For the time being I’m sharing my current code which tries to do a table lookup, and failing, that, uses max resolution. It returns a second argument indicating confidence of the answer.

By the way, SwitchResX has a button that creates a readable EDID file, showing the native resolution on the timing example.

Any advice/experience on using EDID or system_profiler to get native resolution?
Links on using EDID under macOS
function [nativeResolution,confidence]=NativeResolution(screen)
% [nativeResolution,confidence]=NativeResolution(screen)
% You optionally specify the screen number (default 0 the main screen), and
% it returns “nativeResolution” which is a two-vector [width height] plus
% an integer rating of confidence, from 1 (low) to 3 (high).
% Modern LCD screens are built out of hardware pixels. Native resolution
% specifies how many. Modern drivers allow you specify other resolutions
% and it remaps. The Psychtoolbox Screen(‘Resolutions’) command allows you
% to discover what resolutions are available, and switch to any of them.
% Best performance in terms of image quality and timing is often attained
% by running the experiment at native resolution. And any attempt to
% estimate the effect of the hardware resolution on image quality will be
% based on an estimate of the native resolution. Alas, there is currently
% no way, through software, to find out what a display’s native resolution
% is. This routine is an effort toward filling that void. The brute force
% approach of listing model numbers is tedious, but still practical.
% Perhaps someone will discover a better way to determine native resolution
% through software. I wonder if one might look at the list of offered
% resolutons and deduce from the ratios within the list which one is native.
%% Estimating the screen’s native resolution.
% First, we take the highest resolution in the device’s list as an estimate
% of the native resolution. Alas, Mario Kleiner warns that this rule of
% thumb is not reliable, and I confirm that, finding that among the
% resolutions offered by Screen(‘Resolutions’) for my 15" MacBook Pro is a
% resolution that is larger than the native resolution. Thus I consulted
% the apple documents and made an exhaustive table for 15" MacBook Pros
% with Retina display and 27" iMac. When possible, the table overrides the
% rule of thumb.

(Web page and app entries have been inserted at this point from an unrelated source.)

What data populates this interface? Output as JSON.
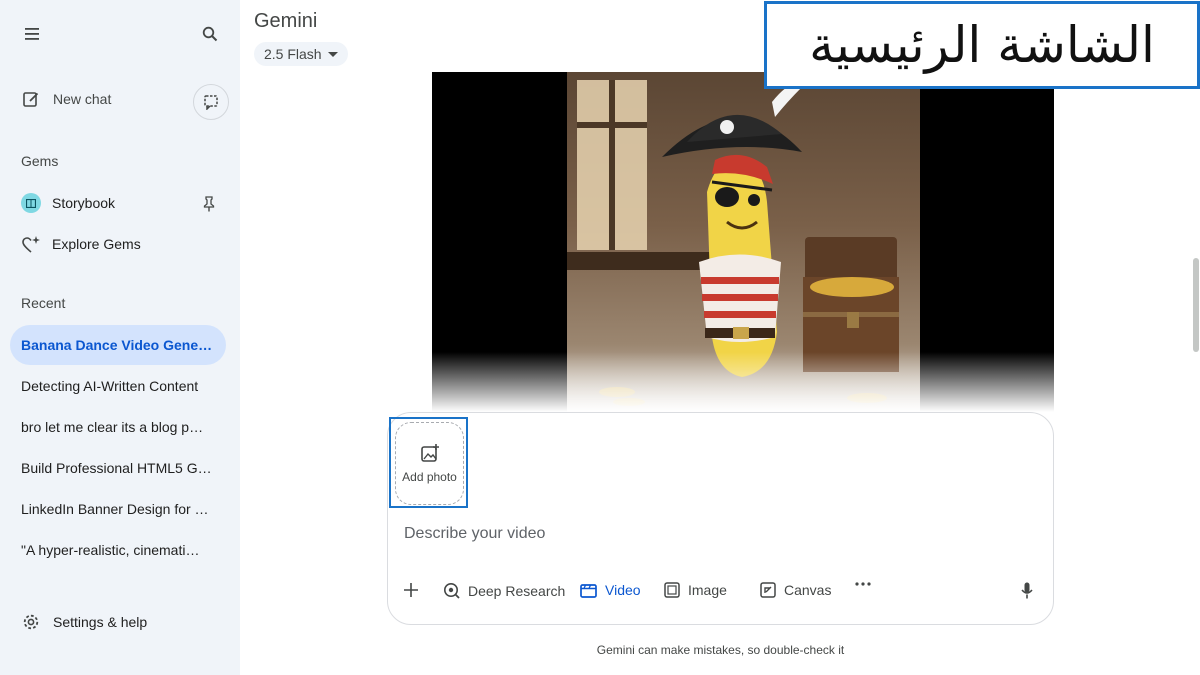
{
  "annotation_label": "الشاشة الرئيسية",
  "sidebar": {
    "new_chat_label": "New chat",
    "gems_heading": "Gems",
    "gems": [
      {
        "label": "Storybook",
        "icon": "book-icon"
      },
      {
        "label": "Explore Gems",
        "icon": "gem-sparkle-icon"
      }
    ],
    "recent_heading": "Recent",
    "recent": [
      {
        "label": "Banana Dance Video Gene…",
        "active": true
      },
      {
        "label": "Detecting AI-Written Content",
        "active": false
      },
      {
        "label": "bro let me clear its a blog p…",
        "active": false
      },
      {
        "label": "Build Professional HTML5 G…",
        "active": false
      },
      {
        "label": "LinkedIn Banner Design for …",
        "active": false
      },
      {
        "label": "\"A hyper-realistic, cinemati…",
        "active": false
      }
    ],
    "settings_label": "Settings & help"
  },
  "header": {
    "title": "Gemini",
    "model_label": "2.5 Flash"
  },
  "composer": {
    "add_photo_label": "Add photo",
    "placeholder": "Describe your video",
    "tools": [
      {
        "label": "Deep Research",
        "icon": "deep-research-icon",
        "selected": false
      },
      {
        "label": "Video",
        "icon": "video-icon",
        "selected": true
      },
      {
        "label": "Image",
        "icon": "image-icon",
        "selected": false
      },
      {
        "label": "Canvas",
        "icon": "canvas-icon",
        "selected": false
      }
    ]
  },
  "footer": {
    "disclaimer": "Gemini can make mistakes, so double-check it"
  },
  "colors": {
    "accent": "#0b57d0",
    "sidebar_bg": "#f0f4f9",
    "active_item_bg": "#d3e3fd",
    "annotation_border": "#1a73c8"
  }
}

if nargin<1
if screen==0 && ismac
switch MacModelName
case {‘iMac15,1’ ‘iMac17,1’ ‘iMac18,3’ ‘iMac19,1’}
% iMac (Retina 5K, 27-inch, Mid 2015)
% iMac (Retina 5K, 27-inch, Late 2015)
% iMac (Retina 5K, 27-inch, 2017)
% iMac (Retina 5K, 27-inch, 2019)
% 27" iMac
nativeResolution=[5120 2880];
case {‘MacBookPro10,1’ ‘MacBookPro11,2’ ‘MacBookPro11,3’ …
‘MacBookPro11,4’ ‘MacBookPro11,5’ ‘MacBookPro13,3’ …
‘MacBookPro14,3’ ‘MacBookPro15,1’ ‘MacBookPro15,3’}
% 15" MacBook Pro
nativeResolution=[2880 1800];
case ‘MacBookPro16,1’
% 16" MacBook Pro
nativeResolution=[3072 1920];
confidence=3; % Based on Apple’s official specs. Reliable.
if confidence<1
nativeResolution=[0 0];
for i=1:length(res)
if res(i).width>nativeResolution(1)
nativeResolution=[res(i).width res(i).height];
confidence=1; % A rule of thumb, known to be slightly wrong in some cases.